As #Premier League title holders #Manchester City found a way to burst Southampton’s bubble at St Mary’s yesterday, as they eventually ran out convincing winners by three goals to nil, a side issue in the game was once more brought into sharp focus as Sergio Aguero was booked for (apparent) ‘simulation’. In the greater scheme of things it mattered little on the day as second-half goals from Yaya Toure, Frank Lampard and Gael Clichy clinched City’s victory for the ten men, as Eliaquim Mangala saw red for them late on.
The game was interestingly poised and goalless at the time, when Aguero looked to have his legs taken from under him by Jose Fonte inside the penalty box. The referee, Mike Jones decided otherwise and immediately brandished a yellow card, to indicate that in his belief the Argentinian had exaggerated any contact he had felt in an attempt to gain a penalty unfairly. Replays were equally convincing in backing the striker’s claims that he had been fouled but one wonders if the booking will now be challenged and ultimately rescinded.

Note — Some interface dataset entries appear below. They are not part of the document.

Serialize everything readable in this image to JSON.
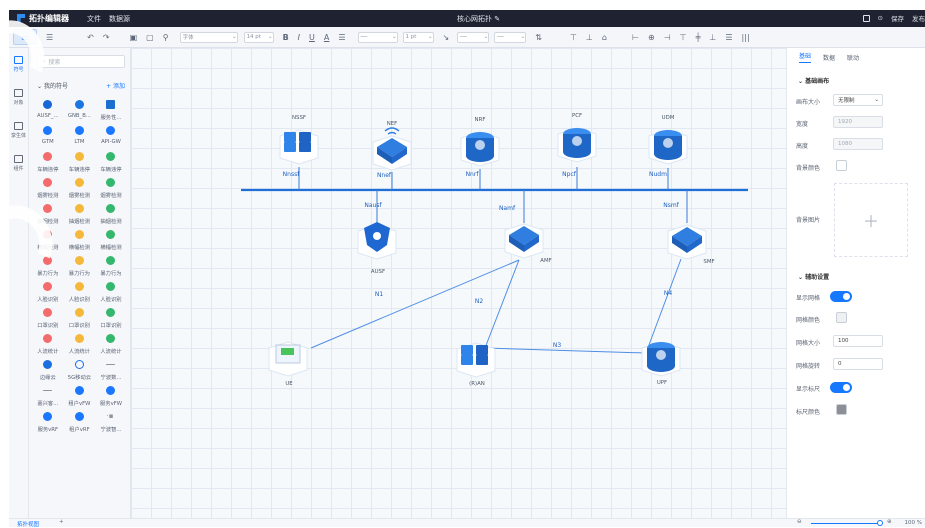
{
  "app": {
    "title": "拓扑编辑器",
    "menus": [
      "文件",
      "数据源"
    ],
    "document_title": "核心网拓扑 ✎",
    "top_actions": [
      "保存",
      "发布"
    ]
  },
  "toolbar": {
    "font": "字体",
    "font_size": "14 pt",
    "bold": "B",
    "italic": "I",
    "underline": "U",
    "font_color": "A",
    "line_width": "1 pt"
  },
  "left_rail": {
    "items": [
      "符号",
      "对象",
      "孪生体",
      "组件"
    ]
  },
  "symbols": {
    "search_placeholder": "搜索",
    "group": "我的符号",
    "add": "+ 添加",
    "items": [
      {
        "label": "AUSF_...",
        "color": "#1767d6",
        "shape": "shield"
      },
      {
        "label": "GNB_B...",
        "color": "#1b76e2",
        "shape": "tower"
      },
      {
        "label": "服务性...",
        "color": "#1c6fcf",
        "shape": "screen"
      },
      {
        "label": "GTM",
        "color": "#1b77ff",
        "shape": "hex"
      },
      {
        "label": "LTM",
        "color": "#1b77ff",
        "shape": "hex"
      },
      {
        "label": "API-GW",
        "color": "#1b77ff",
        "shape": "hex"
      },
      {
        "label": "车辆违停",
        "color": "#f46b6b",
        "shape": "dot"
      },
      {
        "label": "车辆违停",
        "color": "#f5b83a",
        "shape": "dot"
      },
      {
        "label": "车辆违停",
        "color": "#35b86d",
        "shape": "dot"
      },
      {
        "label": "烟雾检测",
        "color": "#f46b6b",
        "shape": "dot"
      },
      {
        "label": "烟雾检测",
        "color": "#f5b83a",
        "shape": "dot"
      },
      {
        "label": "烟雾检测",
        "color": "#35b86d",
        "shape": "dot"
      },
      {
        "label": "抽烟检测",
        "color": "#f46b6b",
        "shape": "dot"
      },
      {
        "label": "抽烟检测",
        "color": "#f5b83a",
        "shape": "dot"
      },
      {
        "label": "抽烟检测",
        "color": "#35b86d",
        "shape": "dot"
      },
      {
        "label": "横幅检测",
        "color": "#f46b6b",
        "shape": "dot"
      },
      {
        "label": "横幅检测",
        "color": "#f5b83a",
        "shape": "dot"
      },
      {
        "label": "横幅检测",
        "color": "#35b86d",
        "shape": "dot"
      },
      {
        "label": "暴力行为",
        "color": "#f46b6b",
        "shape": "dot"
      },
      {
        "label": "暴力行为",
        "color": "#f5b83a",
        "shape": "dot"
      },
      {
        "label": "暴力行为",
        "color": "#35b86d",
        "shape": "dot"
      },
      {
        "label": "人脸识别",
        "color": "#f46b6b",
        "shape": "dot"
      },
      {
        "label": "人脸识别",
        "color": "#f5b83a",
        "shape": "dot"
      },
      {
        "label": "人脸识别",
        "color": "#35b86d",
        "shape": "dot"
      },
      {
        "label": "口罩识别",
        "color": "#f46b6b",
        "shape": "dot"
      },
      {
        "label": "口罩识别",
        "color": "#f5b83a",
        "shape": "dot"
      },
      {
        "label": "口罩识别",
        "color": "#35b86d",
        "shape": "dot"
      },
      {
        "label": "人流统计",
        "color": "#f46b6b",
        "shape": "dot"
      },
      {
        "label": "人流统计",
        "color": "#f5b83a",
        "shape": "dot"
      },
      {
        "label": "人流统计",
        "color": "#35b86d",
        "shape": "dot"
      },
      {
        "label": "边缘云",
        "color": "#1b6ee0",
        "shape": "cloud"
      },
      {
        "label": "5G移动云",
        "color": "#1b6ee0",
        "shape": "cloud-outline"
      },
      {
        "label": "宁波数...",
        "color": "#8a94a3",
        "shape": "line"
      },
      {
        "label": "嘉兴客...",
        "color": "#8a94a3",
        "shape": "line"
      },
      {
        "label": "租户vFW",
        "color": "#1b77ff",
        "shape": "dot"
      },
      {
        "label": "服务vFW",
        "color": "#1b77ff",
        "shape": "dot"
      },
      {
        "label": "服务vRF",
        "color": "#1b77ff",
        "shape": "dot"
      },
      {
        "label": "租户vRF",
        "color": "#1b77ff",
        "shape": "dot"
      },
      {
        "label": "宁波智...",
        "color": "#8a94a3",
        "shape": "dots"
      }
    ]
  },
  "topology": {
    "nodes": [
      {
        "id": "NSSF",
        "label": "NSSF",
        "kind": "servers"
      },
      {
        "id": "NEF",
        "label": "NEF",
        "kind": "router"
      },
      {
        "id": "NRF",
        "label": "NRF",
        "kind": "cylinder"
      },
      {
        "id": "PCF",
        "label": "PCF",
        "kind": "database"
      },
      {
        "id": "UDM",
        "label": "UDM",
        "kind": "cylinder-user"
      },
      {
        "id": "AUSF",
        "label": "AUSF",
        "kind": "shield"
      },
      {
        "id": "AMF",
        "label": "AMF",
        "kind": "switch"
      },
      {
        "id": "SMF",
        "label": "SMF",
        "kind": "switch"
      },
      {
        "id": "UE",
        "label": "UE",
        "kind": "device"
      },
      {
        "id": "RAN",
        "label": "(R)AN",
        "kind": "rack"
      },
      {
        "id": "UPF",
        "label": "UPF",
        "kind": "router-cylinder"
      }
    ],
    "service_labels": [
      "Nnssf",
      "Nnef",
      "Nnrf",
      "Npcf",
      "Nudm",
      "Nausf",
      "Namf",
      "Nsmf"
    ],
    "links": [
      {
        "from": "UE",
        "to": "AMF",
        "label": "N1"
      },
      {
        "from": "RAN",
        "to": "AMF",
        "label": "N2"
      },
      {
        "from": "RAN",
        "to": "UPF",
        "label": "N3"
      },
      {
        "from": "SMF",
        "to": "UPF",
        "label": "N4"
      }
    ]
  },
  "properties": {
    "tabs": [
      "基础",
      "数据",
      "联动"
    ],
    "basic_title": "基础画布",
    "canvas_size_label": "画布大小",
    "canvas_size": "无限制",
    "width_label": "宽度",
    "width": "1920",
    "height_label": "高度",
    "height": "1080",
    "bg_color_label": "背景颜色",
    "bg_image_label": "背景图片",
    "aux_title": "辅助设置",
    "show_grid_label": "显示网格",
    "grid_color_label": "网格颜色",
    "grid_size_label": "网格大小",
    "grid_size": "100",
    "grid_rotation_label": "网格旋转",
    "grid_rotation": "0",
    "show_ruler_label": "显示标尺",
    "ruler_color_label": "标尺颜色"
  },
  "footer": {
    "tab": "拓扑视图",
    "add": "+",
    "zoom_percent": "100 %"
  }
}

It does highlight a conundrum for referees, especially at the top level of #Football, where the action is often non-stop and breathless. As the ball fizzes around the pitch at a speed akin to the top computer games, how can the referee be sure that his instant decision is always the right one, and how can he ensure that he makes the correct decision on a split second event that could determine the outcome of the game there and then? Luckily the decision made by Mr Jones was not match changing this time, but it seems that each week there is one (or more) game(s) where a contentious penalty decision is either given or not.
Earlier this season there was the alleged dive by Everton’s up and coming midfielder, Ross Barkley, in the game against West Ham, which replays suggested was a clear ‘simulation’ and has been highlighted by many footballing pundits as an example of something that they do not want to see creep into the game. His manager, Roberto Martinez defended the incident at the time as an example of a skillful player anticipating a strong challenge and avoiding contact. Clearly even the interpretation of such acts depends on the viewpoint of the observer.
Should referees be seen to be clear on their decision to make rapid decisions in such instances or should there be a way to somehow temporarily halt the game while he / she consults with a fourth official or one of the assistants on the touchline? Football’s ruling bodies seem opposed to the introduction of excessive usage of replays and extra ‘officialdom’ into the sport, as many other sports such as rugby and American football have embraced (sometimes over zealously), but surely they similarly do not want the main talking point after a big game to be the decision making by the referee.
The issue is not something totally unique to the last few years of course, although it often seems that players are often encouraged by their managers to look for contact in the box nowadays or to ensure that even the slightest touch by a defender is witnessed by the officials, through excessive theatrics and scenes that make the fans double check for ‘sniper fire’. There have even been interviews with managers after games where they have suggested that certain players have been “too honest” and sought to stay on their feet instead of falling over, surely an admirable trait and not something to be condoned. Neil Warnock, the Crystal Palace manager admitted as much after the game last month against Sunderland, when Fraizer Campbell went down inside the first minute but did not get the decision in his favour because he did not exaggerate the challenge from Santiago Vergini.After yesterday’s events it seems that the murmurings will rumble on until a clearer guideline is issued and an approach is found to rule out the potential for human fallibility. Alternatively, maybe we just like to see something that we can discuss afterwards, so should leave it as it is? Another option would be to follow the example of Robbie Fowler back in 1997 in a game against Arsenal, where he initially seemed to have been fouled by David Seaman and the referee pointed to the spot. Fowler sprang to his feet to plead with the referee not to give the penalty and was warmly praised afterwards for his ‘sportsmanship’. Unfortunately, the plea fell on deaf ears, and although Fowler’s subsequent spot-kick was saved by Seaman, the rebound was scored by Liverpool teammate Jason McAteer and Liverpool went on to win the game. Fair play, but not perhaps a ‘fair’ outcome?